No really tells you this ahead of time.. but breastfeeding is actually really hard work, well at least it has been for me. I've never really been one of those super healthy, organic type-folks. When it came to feeding my baby, breastfeeding vs. formula feeding... I didn't really feel strongly either way. When I got to really think about it... breastfeeding felt look the right option for Alec. Number one, it's free. Number two, it's great for my little guy and will help build his immune system. Number three, it is said to help me to lose my baby weight. Why wouldn't I at least try it out, right? So I went for it.
Because of Alec's condition, it wasn't until day three of life that he latched onto my breast. I was encouraged to pump right from the get-go, and I did, every two to three hours no exception. By about day five, my milk had officially come in and I began making about one and half to two ounces of breast milk every two or so hours. Thanks to the help of a lactation consultant at CHOP, things went fairly well with feeds during our hospital stay.

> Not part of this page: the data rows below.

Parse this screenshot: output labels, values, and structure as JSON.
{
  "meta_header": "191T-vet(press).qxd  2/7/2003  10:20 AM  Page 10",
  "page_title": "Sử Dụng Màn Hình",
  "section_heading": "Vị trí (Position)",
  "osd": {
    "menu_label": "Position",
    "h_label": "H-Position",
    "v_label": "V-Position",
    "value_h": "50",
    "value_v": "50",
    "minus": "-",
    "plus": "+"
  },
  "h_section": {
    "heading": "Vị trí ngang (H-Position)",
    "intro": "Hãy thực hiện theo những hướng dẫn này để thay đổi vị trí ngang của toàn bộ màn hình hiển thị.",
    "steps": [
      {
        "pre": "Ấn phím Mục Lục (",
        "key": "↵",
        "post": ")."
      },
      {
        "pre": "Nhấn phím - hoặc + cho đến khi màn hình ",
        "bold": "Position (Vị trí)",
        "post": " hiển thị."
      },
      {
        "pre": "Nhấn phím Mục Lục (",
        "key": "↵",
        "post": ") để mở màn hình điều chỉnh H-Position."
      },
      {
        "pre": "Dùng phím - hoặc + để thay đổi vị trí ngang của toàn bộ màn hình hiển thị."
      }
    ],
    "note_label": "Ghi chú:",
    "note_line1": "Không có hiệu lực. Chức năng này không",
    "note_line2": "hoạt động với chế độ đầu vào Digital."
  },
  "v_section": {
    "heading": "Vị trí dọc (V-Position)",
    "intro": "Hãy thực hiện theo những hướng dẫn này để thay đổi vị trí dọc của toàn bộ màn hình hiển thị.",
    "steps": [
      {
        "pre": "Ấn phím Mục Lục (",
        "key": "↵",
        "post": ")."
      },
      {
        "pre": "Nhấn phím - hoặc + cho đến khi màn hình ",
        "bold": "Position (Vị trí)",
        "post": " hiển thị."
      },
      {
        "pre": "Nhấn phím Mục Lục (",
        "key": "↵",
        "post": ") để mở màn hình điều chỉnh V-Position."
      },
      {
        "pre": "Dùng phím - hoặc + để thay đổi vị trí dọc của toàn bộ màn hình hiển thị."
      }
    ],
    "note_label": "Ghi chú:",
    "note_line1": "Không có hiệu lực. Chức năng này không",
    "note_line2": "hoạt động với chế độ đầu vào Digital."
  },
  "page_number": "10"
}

Just prior to discharge, I was only supplementing with formula about twice a day.
When we got home, I would breastfeed about ten out of twelve feeds a day and I would continue to supplement about twice a day. About day seven or eight, Alec started struggling to latch. He would begin crying when he was hungry, get himself all worked up, and then swat at my breast and swing his head back and forth around my nipple for up to 5 minutes. It was not only stressful for him, but also for me. I couldn't stand to watch my little boy cry hysterically and struggle so hard just to get a meal in! Not to mention, I would be waking up my husband every time I would begin a feeding. Not only was latching difficult, but in the evenings, Alec began to 'clusterfeed'. He would become fussy about an hour after each feed, and begin rooting... I was breastfeeding about every hour from 6pm to midnight. It was exhausting. He just never seemed satisfied. So rather than struggle with each feeding, I began pumping more often. Because of my frequent pumping, I was able to have a two ounce bottle of breast milk handy for night feeds. This allowed us to avoid hungry freak-outs and because I knew just how much he was getting, I became comfortable with him sleeping for longer periods of time at night. Those three hour gaps between feeds, made all the difference in how well-rested Kiel and I felt each morning.
About day fifteen, I began exclusively pumping, with an exception of about once or twice a day... usually just before bed time to help soothe him, and also sometimes during the day if I fell behind with my pumping. Pumping is tough work. You have to pump every two hours, wash your supplies, feed your baby... repeat. It pretty much feels like it's all you do. For those new moms, who are exclusively pumping like myself.. Kiel found me these 10 Frequently Asked Questions About Pumping. Reading through this info on BabyCenter was super helpful. It's nice to know that I'm not the only person who struggles to make breastfeeding work for them and their baby. For anyone who has breastfed their baby and came across any of these same issues.. please offer up any suggestions or tips you may have! We could use all the help we can get!
Alec at 16 days old. Such a serious little man, with so many interesting expressions.